Menlo Park City Council decides to continue High Speed Rail lawsuit
During a special Monday evening closed session, the Menlo Park City Council decided to continue the lawsuit it has filed with Atherton and Palo Alto against the California High Speed Rail Authority, despite the HSRA ruling last November. According to a press release issued today, the City Council reiterated their belief that the newly proposed “blended system” serves as a promising long term solution as it would improve the use of the existing right of way, provide electrification, and potentially provide a quieter, more efficient system.
The City Council said that it looked forward to working with the High Speed Rail Authority to further consider this less impactful approach and that a mutually acceptable result cannot be reached until all of the documents, including the EIR, standardized to a two track system without expansion to a four-track system for any phase of the project.
The Council’s main concerns are that all of the EIRs thus far have focused on a four –track system and that none of the EIR versions have adequately considered or analyzed the “blended” system set forth in the new business plan. In addition, the EIRs do not address the impact of having an elevated structure along the Peninsula.
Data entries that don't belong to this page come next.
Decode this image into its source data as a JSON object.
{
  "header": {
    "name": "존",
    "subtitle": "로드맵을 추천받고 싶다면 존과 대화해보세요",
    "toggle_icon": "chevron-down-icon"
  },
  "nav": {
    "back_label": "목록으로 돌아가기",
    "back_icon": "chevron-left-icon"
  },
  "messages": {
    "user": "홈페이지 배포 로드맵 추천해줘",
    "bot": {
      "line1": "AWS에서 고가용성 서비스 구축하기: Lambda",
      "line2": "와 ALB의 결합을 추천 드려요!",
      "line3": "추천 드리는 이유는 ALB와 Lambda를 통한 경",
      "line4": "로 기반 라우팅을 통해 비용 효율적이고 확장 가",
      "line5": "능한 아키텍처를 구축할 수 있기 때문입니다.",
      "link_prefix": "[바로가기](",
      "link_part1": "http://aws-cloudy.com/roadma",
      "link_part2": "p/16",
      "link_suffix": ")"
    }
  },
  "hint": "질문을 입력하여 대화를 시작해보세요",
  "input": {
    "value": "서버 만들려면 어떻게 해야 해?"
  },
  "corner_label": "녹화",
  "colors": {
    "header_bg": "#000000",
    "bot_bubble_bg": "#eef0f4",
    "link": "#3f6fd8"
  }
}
“For the City Council to fully support the blended system, the HSRA must provide certainty that the four track system is no longer under consideration, that the ridership study will be redone, and that the project will not be exempt from the current California Environmental Quality Act (CEQA) process,” said Menlo Park Mayor Kirsten Keith. “The last point is important because if the Attorney General rules that the blended system violates Prop 1A, and a streamlined CEQA process is in place, that could be very damaging to the Bay Area. It is our hope that the HSRA will understand and adopt our position.”